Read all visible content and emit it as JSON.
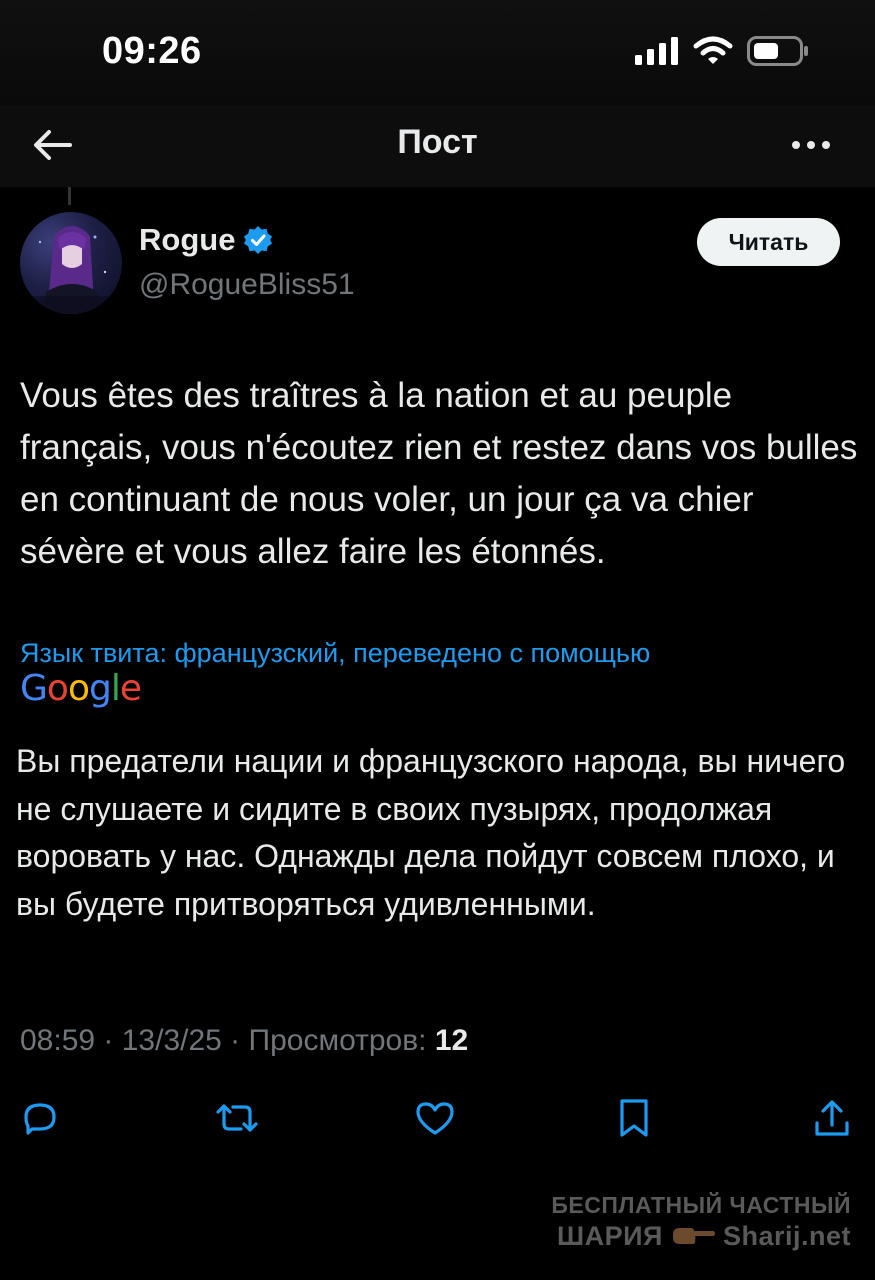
{
  "status_bar": {
    "time": "09:26"
  },
  "nav": {
    "title": "Пост"
  },
  "author": {
    "display_name": "Rogue",
    "handle": "@RogueBliss51",
    "verified": true
  },
  "follow_button": {
    "label": "Читать"
  },
  "post": {
    "text": "Vous êtes des traîtres à la nation et au peuple français, vous n'écoutez rien et restez dans vos bulles en continuant de nous voler, un jour ça va chier sévère et vous allez faire les étonnés."
  },
  "translation": {
    "label": "Язык твита: французский, переведено с помощью",
    "provider": "Google",
    "text": "Вы предатели нации и французского народа, вы ничего не слушаете и сидите в своих пузырях, продолжая воровать у нас. Однажды дела пойдут совсем плохо, и вы будете притворяться удивленными."
  },
  "meta": {
    "time": "08:59",
    "separator": " · ",
    "date": "13/3/25",
    "views_label": "Просмотров: ",
    "views_count": "12"
  },
  "actions": [
    "reply-icon",
    "retweet-icon",
    "like-icon",
    "bookmark-icon",
    "share-icon"
  ],
  "watermark": {
    "line1": "БЕСПЛАТНЫЙ ЧАСТНЫЙ",
    "line2_left": "ШАРИЯ",
    "line2_right": "Sharij.net"
  },
  "colors": {
    "accent": "#1d9bf0",
    "background": "#000000",
    "text": "#e7e9ea",
    "secondary": "#71767b"
  }
}
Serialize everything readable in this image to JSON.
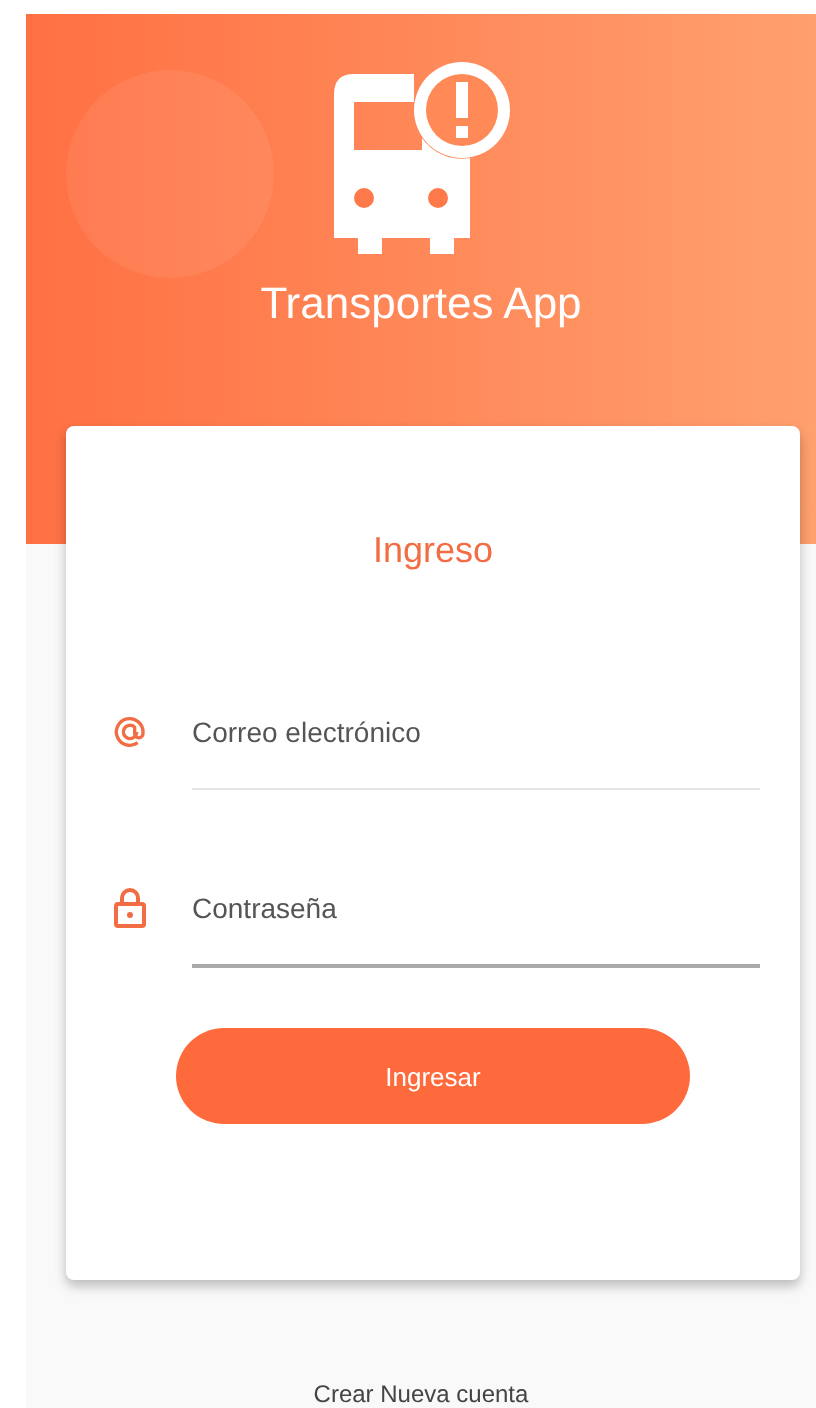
{
  "header": {
    "title": "Transportes App"
  },
  "login_card": {
    "heading": "Ingreso",
    "fields": [
      {
        "kind": "email",
        "placeholder": "Correo electrónico",
        "focused": false
      },
      {
        "kind": "password",
        "placeholder": "Contraseña",
        "focused": true
      }
    ],
    "submit_button": "Ingresar"
  },
  "footer_link": "Crear Nueva cuenta"
}
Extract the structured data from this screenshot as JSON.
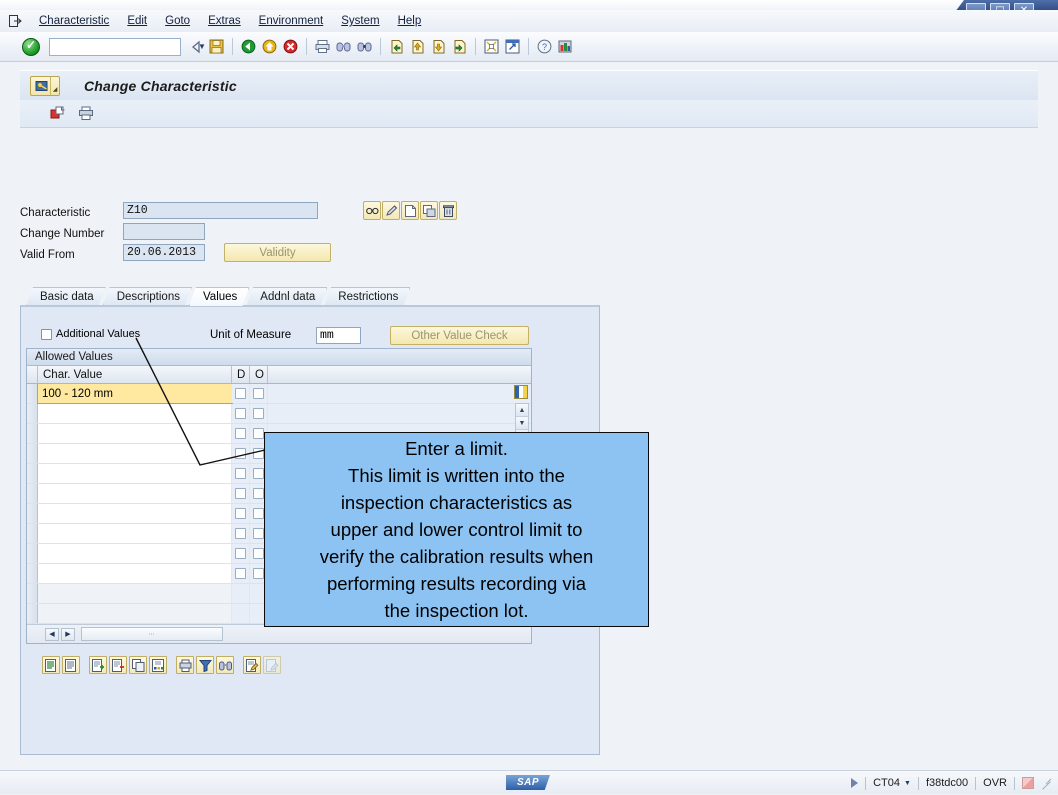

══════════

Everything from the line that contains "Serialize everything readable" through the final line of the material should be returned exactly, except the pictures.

Serialize everything readable in this image to JSON.
{
  "header": {
    "title": "Transportes App"
  },
  "login_card": {
    "heading": "Ingreso",
    "fields": [
      {
        "kind": "email",
        "placeholder": "Correo electrónico",
        "focused": false
      },
      {
        "kind": "password",
        "placeholder": "Contraseña",
        "focused": true
      }
    ],
    "submit_button": "Ingresar"
  },
  "footer_link": "Crear Nueva cuenta"
}
Extract the structured data from this screenshot as JSON.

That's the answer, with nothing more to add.